Tuesday, April 6, 2010
Lazette Gifford, the site coordinator at Forward Motion for Writers, talks about how one of the key components to writing a novel is character evolution, the changes the character goes through as a result of situations they face. She points out how as the author, we usually know our characters inside and out like they are our own children and we see their evolution in our minds, but do we always show these changes to the reader?
If your character has lived through some life-altering event but doesn’t seem affected or changed by its impact, the reader is going to be jolted out of the story with thoughts of “as if!”. Luckily, how the character reacts is up to us. No two people are alike, and our characters can have many different reactions to the same situation.
If our characters continually respond the same way to the same problem every time, we may not have considered the vast array of potential reactions, and quite possibly will have created predictable, cardboard characters. We don’t want our readers to know exactly what is going to happen next! (Unless of course, we set up this expectation to throw in a little twist, but this needs to be done properly).
Consider how different people react to the same situation; the more dramatic the scenario, the wider the range of responses. Let’s imagine three women, happily married, with 2.5 kids and a house in the ‘burbs, when one day a fire wipes out the entire community, destroying their homes and killing their families.
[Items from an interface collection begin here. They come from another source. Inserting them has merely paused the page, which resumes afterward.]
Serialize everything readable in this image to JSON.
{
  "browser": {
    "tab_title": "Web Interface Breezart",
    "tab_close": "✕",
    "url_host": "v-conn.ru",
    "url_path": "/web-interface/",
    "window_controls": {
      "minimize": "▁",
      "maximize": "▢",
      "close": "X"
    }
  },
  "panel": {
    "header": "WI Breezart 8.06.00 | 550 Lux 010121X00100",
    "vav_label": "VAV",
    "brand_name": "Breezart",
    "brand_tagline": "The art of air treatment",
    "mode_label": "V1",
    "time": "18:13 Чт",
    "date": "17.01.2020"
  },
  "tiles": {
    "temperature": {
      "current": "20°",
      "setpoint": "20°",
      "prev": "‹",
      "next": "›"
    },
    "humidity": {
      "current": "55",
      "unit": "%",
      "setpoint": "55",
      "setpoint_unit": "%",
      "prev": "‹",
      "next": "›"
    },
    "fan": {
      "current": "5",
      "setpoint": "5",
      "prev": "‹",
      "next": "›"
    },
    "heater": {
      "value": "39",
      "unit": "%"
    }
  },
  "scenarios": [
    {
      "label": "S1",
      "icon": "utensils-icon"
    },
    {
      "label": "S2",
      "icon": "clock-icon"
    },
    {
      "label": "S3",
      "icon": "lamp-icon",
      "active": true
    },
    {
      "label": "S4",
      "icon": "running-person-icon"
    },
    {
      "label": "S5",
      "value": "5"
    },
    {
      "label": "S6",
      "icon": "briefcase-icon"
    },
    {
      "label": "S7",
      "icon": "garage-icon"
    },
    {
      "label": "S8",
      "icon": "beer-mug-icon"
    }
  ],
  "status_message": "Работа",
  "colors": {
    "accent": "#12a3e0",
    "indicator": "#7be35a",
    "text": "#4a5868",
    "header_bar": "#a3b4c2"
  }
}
Let’s consider the possible reactions for each of the women:
-joins a religious group in a search for meaning
-becomes a drug addict/alcoholic
-decides to try to help others become better prepared for fire
-attempts to re-create the family she’s lost
-pretends nothing has happened/lives in state of denial
-goes home to parents in an effort to return to simpler stage of life
-creates a ritual and monument for the lost family
-helps other families who have lost their homes
The possible scenarios are endless that could come from within each of these choices. Does the woman move home with mom and dad, marry her high school sweetheart and become terrified about leaving him home alone? Would her fear eat away at their relationship, causing conflict and eventually lead to the complete erosion of their marriage?
What were the women doing during the fire? Was one in a seedy hotel with her secret lover? Did one just have a fight with her husband over the dishes? Did one forget to tell her children she loved them the last time she saw them?
Each situation gives our characters choices about how they would react. We need to consider what our characters are thinking and why they would react in one way and not another. To make our characters truly come to life for our readers we need to show how they have learned and changed along the way. Because this is the bottom line - if we want readers to come back we need to show them the inner process for the outer reaction. Have you shown this to your readers?